### Task instructions
Without any of their pictures, return all of the records exactly.

▬▬▬

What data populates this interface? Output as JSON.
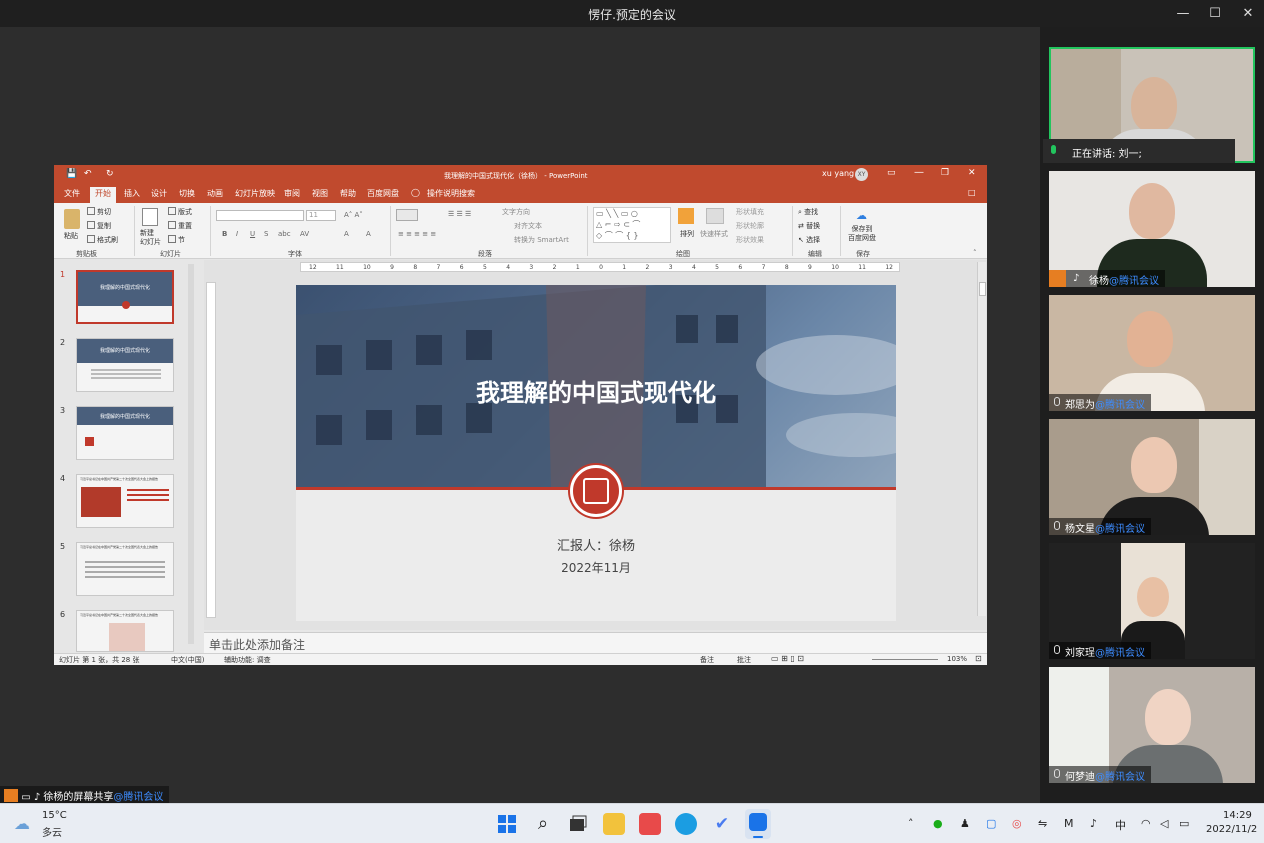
{
  "window": {
    "title": "愣仔.预定的会议",
    "minimize": "—",
    "maximize": "☐",
    "close": "✕"
  },
  "ppt": {
    "doc_title": "我理解的中国式现代化（徐杨） - PowerPoint",
    "user": "xu yang",
    "user_initials": "XY",
    "tabs": [
      "文件",
      "开始",
      "插入",
      "设计",
      "切换",
      "动画",
      "幻灯片放映",
      "审阅",
      "视图",
      "帮助",
      "百度网盘",
      "操作说明搜索"
    ],
    "ribbon": {
      "clipboard": {
        "paste": "粘贴",
        "cut": "剪切",
        "copy": "复制",
        "format_painter": "格式刷",
        "group": "剪贴板"
      },
      "slides": {
        "new": "新建\n幻灯片",
        "layout": "版式",
        "reset": "重置",
        "section": "节",
        "group": "幻灯片"
      },
      "font": {
        "size": "11",
        "group": "字体"
      },
      "paragraph": {
        "text_dir": "文字方向",
        "align": "对齐文本",
        "smartart": "转换为 SmartArt",
        "group": "段落"
      },
      "drawing": {
        "arrange": "排列",
        "quick_styles": "快速样式",
        "fill": "形状填充",
        "outline": "形状轮廓",
        "effects": "形状效果",
        "group": "绘图"
      },
      "editing": {
        "find": "查找",
        "replace": "替换",
        "select": "选择",
        "group": "编辑"
      },
      "save": {
        "save_to": "保存到\n百度网盘",
        "group": "保存"
      }
    },
    "ruler_ticks": [
      "12",
      "11",
      "10",
      "9",
      "8",
      "7",
      "6",
      "5",
      "4",
      "3",
      "2",
      "1",
      "0",
      "1",
      "2",
      "3",
      "4",
      "5",
      "6",
      "7",
      "8",
      "9",
      "10",
      "11",
      "12"
    ],
    "thumbnails": [
      {
        "num": "1",
        "title": "我理解的中国式现代化"
      },
      {
        "num": "2",
        "title": "我理解的中国式现代化"
      },
      {
        "num": "3",
        "title": "我理解的中国式现代化"
      },
      {
        "num": "4",
        "title": "习近平总书记在中国共产党第二十次全国代表大会上的报告"
      },
      {
        "num": "5",
        "title": "习近平总书记在中国共产党第二十次全国代表大会上的报告"
      },
      {
        "num": "6",
        "title": "习近平总书记在中国共产党第二十次全国代表大会上的报告"
      }
    ],
    "slide": {
      "title": "我理解的中国式现代化",
      "reporter": "汇报人：徐杨",
      "date": "2022年11月"
    },
    "notes_placeholder": "单击此处添加备注",
    "status": {
      "slide_count": "幻灯片 第 1 张，共 28 张",
      "language": "中文(中国)",
      "accessibility": "辅助功能: 调查",
      "notes": "备注",
      "comments": "批注",
      "zoom": "103%"
    }
  },
  "meeting": {
    "speaking_label": "正在讲话: 刘一;",
    "share_label": "徐杨的屏幕共享",
    "org": "@腾讯会议",
    "participants": [
      {
        "name": "",
        "org": ""
      },
      {
        "name": "徐杨",
        "org": "@腾讯会议"
      },
      {
        "name": "郑思为",
        "org": "@腾讯会议"
      },
      {
        "name": "杨文星",
        "org": "@腾讯会议"
      },
      {
        "name": "刘家珵",
        "org": "@腾讯会议"
      },
      {
        "name": "何梦迪",
        "org": "@腾讯会议"
      }
    ]
  },
  "taskbar": {
    "weather_temp": "15°C",
    "weather_desc": "多云",
    "ime": "中",
    "time": "14:29",
    "date": "2022/11/2"
  },
  "colors": {
    "ppt_accent": "#c04a2e",
    "meeting_link": "#3d8cff",
    "active_speaker": "#22c55e"
  }
}
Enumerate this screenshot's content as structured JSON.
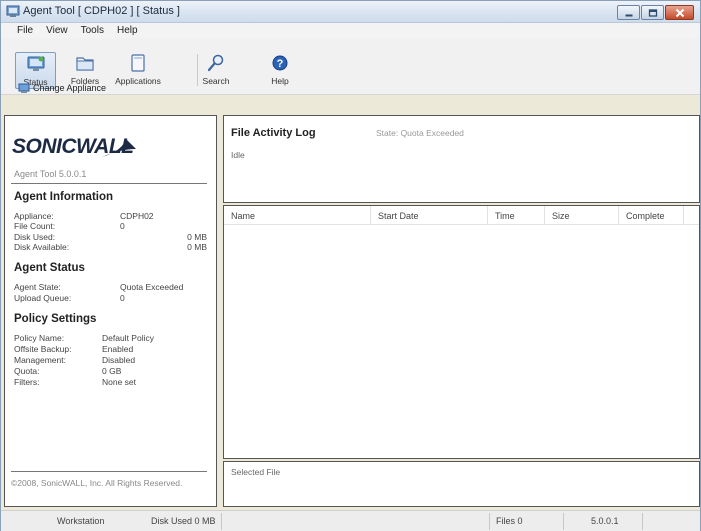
{
  "window": {
    "title": "Agent Tool [ CDPH02 ] [ Status ]",
    "controls": {
      "minimize": "minimize-icon",
      "maximize": "maximize-icon",
      "close": "close-icon"
    }
  },
  "menu": {
    "items": [
      "File",
      "View",
      "Tools",
      "Help"
    ]
  },
  "toolbar": {
    "buttons": [
      {
        "label": "Status",
        "icon": "status-icon",
        "active": true
      },
      {
        "label": "Folders",
        "icon": "folder-icon",
        "active": false
      },
      {
        "label": "Applications",
        "icon": "applications-icon",
        "active": false
      },
      {
        "label": "Search",
        "icon": "search-icon",
        "active": false
      },
      {
        "label": "Help",
        "icon": "help-icon",
        "active": false
      }
    ],
    "change_appliance": "Change Appliance"
  },
  "left_panel": {
    "logo_text": "SONICWALL",
    "version": "Agent Tool 5.0.0.1",
    "agent_information": {
      "title": "Agent Information",
      "rows": [
        {
          "key": "Appliance:",
          "value": "CDPH02"
        },
        {
          "key": "File Count:",
          "value": "0"
        },
        {
          "key": "Disk Used:",
          "value": "0 MB"
        },
        {
          "key": "Disk Available:",
          "value": "0 MB"
        }
      ]
    },
    "agent_status": {
      "title": "Agent Status",
      "rows": [
        {
          "key": "Agent State:",
          "value": "Quota Exceeded"
        },
        {
          "key": "Upload Queue:",
          "value": "0"
        }
      ]
    },
    "policy_settings": {
      "title": "Policy Settings",
      "rows": [
        {
          "key": "Policy Name:",
          "value": "Default Policy"
        },
        {
          "key": "Offsite Backup:",
          "value": "Enabled"
        },
        {
          "key": "Management:",
          "value": "Disabled"
        },
        {
          "key": "Quota:",
          "value": "0 GB"
        },
        {
          "key": "Filters:",
          "value": "None set"
        }
      ]
    },
    "copyright": "©2008, SonicWALL, Inc. All Rights Reserved."
  },
  "activity": {
    "title": "File Activity Log",
    "status": "State: Quota Exceeded",
    "message": "Idle"
  },
  "file_list": {
    "columns": [
      "Name",
      "Start Date",
      "Time",
      "Size",
      "Complete"
    ],
    "rows": []
  },
  "selected_file": {
    "label": "Selected File"
  },
  "statusbar": {
    "workstation": "Workstation",
    "disk_used": "Disk Used 0 MB",
    "files": "Files 0",
    "version": "5.0.0.1"
  }
}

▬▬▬

### Exercise answer
What data populates this interface? Output as JSON.
{
  "window": {
    "title": "愣仔.预定的会议",
    "minimize": "—",
    "maximize": "☐",
    "close": "✕"
  },
  "ppt": {
    "doc_title": "我理解的中国式现代化（徐杨） - PowerPoint",
    "user": "xu yang",
    "user_initials": "XY",
    "tabs": [
      "文件",
      "开始",
      "插入",
      "设计",
      "切换",
      "动画",
      "幻灯片放映",
      "审阅",
      "视图",
      "帮助",
      "百度网盘",
      "操作说明搜索"
    ],
    "ribbon": {
      "clipboard": {
        "paste": "粘贴",
        "cut": "剪切",
        "copy": "复制",
        "format_painter": "格式刷",
        "group": "剪贴板"
      },
      "slides": {
        "new": "新建\n幻灯片",
        "layout": "版式",
        "reset": "重置",
        "section": "节",
        "group": "幻灯片"
      },
      "font": {
        "size": "11",
        "group": "字体"
      },
      "paragraph": {
        "text_dir": "文字方向",
        "align": "对齐文本",
        "smartart": "转换为 SmartArt",
        "group": "段落"
      },
      "drawing": {
        "arrange": "排列",
        "quick_styles": "快速样式",
        "fill": "形状填充",
        "outline": "形状轮廓",
        "effects": "形状效果",
        "group": "绘图"
      },
      "editing": {
        "find": "查找",
        "replace": "替换",
        "select": "选择",
        "group": "编辑"
      },
      "save": {
        "save_to": "保存到\n百度网盘",
        "group": "保存"
      }
    },
    "ruler_ticks": [
      "12",
      "11",
      "10",
      "9",
      "8",
      "7",
      "6",
      "5",
      "4",
      "3",
      "2",
      "1",
      "0",
      "1",
      "2",
      "3",
      "4",
      "5",
      "6",
      "7",
      "8",
      "9",
      "10",
      "11",
      "12"
    ],
    "thumbnails": [
      {
        "num": "1",
        "title": "我理解的中国式现代化"
      },
      {
        "num": "2",
        "title": "我理解的中国式现代化"
      },
      {
        "num": "3",
        "title": "我理解的中国式现代化"
      },
      {
        "num": "4",
        "title": "习近平总书记在中国共产党第二十次全国代表大会上的报告"
      },
      {
        "num": "5",
        "title": "习近平总书记在中国共产党第二十次全国代表大会上的报告"
      },
      {
        "num": "6",
        "title": "习近平总书记在中国共产党第二十次全国代表大会上的报告"
      }
    ],
    "slide": {
      "title": "我理解的中国式现代化",
      "reporter": "汇报人：徐杨",
      "date": "2022年11月"
    },
    "notes_placeholder": "单击此处添加备注",
    "status": {
      "slide_count": "幻灯片 第 1 张，共 28 张",
      "language": "中文(中国)",
      "accessibility": "辅助功能: 调查",
      "notes": "备注",
      "comments": "批注",
      "zoom": "103%"
    }
  },
  "meeting": {
    "speaking_label": "正在讲话: 刘一;",
    "share_label": "徐杨的屏幕共享",
    "org": "@腾讯会议",
    "participants": [
      {
        "name": "",
        "org": ""
      },
      {
        "name": "徐杨",
        "org": "@腾讯会议"
      },
      {
        "name": "郑思为",
        "org": "@腾讯会议"
      },
      {
        "name": "杨文星",
        "org": "@腾讯会议"
      },
      {
        "name": "刘家珵",
        "org": "@腾讯会议"
      },
      {
        "name": "何梦迪",
        "org": "@腾讯会议"
      }
    ]
  },
  "taskbar": {
    "weather_temp": "15°C",
    "weather_desc": "多云",
    "ime": "中",
    "time": "14:29",
    "date": "2022/11/2"
  },
  "colors": {
    "ppt_accent": "#c04a2e",
    "meeting_link": "#3d8cff",
    "active_speaker": "#22c55e"
  }
}
Enumerate this screenshot's content as structured JSON.
{
  "window": {
    "title": "Agent Tool [ CDPH02 ] [ Status ]",
    "controls": {
      "minimize": "minimize-icon",
      "maximize": "maximize-icon",
      "close": "close-icon"
    }
  },
  "menu": {
    "items": [
      "File",
      "View",
      "Tools",
      "Help"
    ]
  },
  "toolbar": {
    "buttons": [
      {
        "label": "Status",
        "icon": "status-icon",
        "active": true
      },
      {
        "label": "Folders",
        "icon": "folder-icon",
        "active": false
      },
      {
        "label": "Applications",
        "icon": "applications-icon",
        "active": false
      },
      {
        "label": "Search",
        "icon": "search-icon",
        "active": false
      },
      {
        "label": "Help",
        "icon": "help-icon",
        "active": false
      }
    ],
    "change_appliance": "Change Appliance"
  },
  "left_panel": {
    "logo_text": "SONICWALL",
    "version": "Agent Tool 5.0.0.1",
    "agent_information": {
      "title": "Agent Information",
      "rows": [
        {
          "key": "Appliance:",
          "value": "CDPH02"
        },
        {
          "key": "File Count:",
          "value": "0"
        },
        {
          "key": "Disk Used:",
          "value": "0 MB"
        },
        {
          "key": "Disk Available:",
          "value": "0 MB"
        }
      ]
    },
    "agent_status": {
      "title": "Agent Status",
      "rows": [
        {
          "key": "Agent State:",
          "value": "Quota Exceeded"
        },
        {
          "key": "Upload Queue:",
          "value": "0"
        }
      ]
    },
    "policy_settings": {
      "title": "Policy Settings",
      "rows": [
        {
          "key": "Policy Name:",
          "value": "Default Policy"
        },
        {
          "key": "Offsite Backup:",
          "value": "Enabled"
        },
        {
          "key": "Management:",
          "value": "Disabled"
        },
        {
          "key": "Quota:",
          "value": "0 GB"
        },
        {
          "key": "Filters:",
          "value": "None set"
        }
      ]
    },
    "copyright": "©2008, SonicWALL, Inc. All Rights Reserved."
  },
  "activity": {
    "title": "File Activity Log",
    "status": "State: Quota Exceeded",
    "message": "Idle"
  },
  "file_list": {
    "columns": [
      "Name",
      "Start Date",
      "Time",
      "Size",
      "Complete"
    ],
    "rows": []
  },
  "selected_file": {
    "label": "Selected File"
  },
  "statusbar": {
    "workstation": "Workstation",
    "disk_used": "Disk Used 0 MB",
    "files": "Files 0",
    "version": "5.0.0.1"
  }
}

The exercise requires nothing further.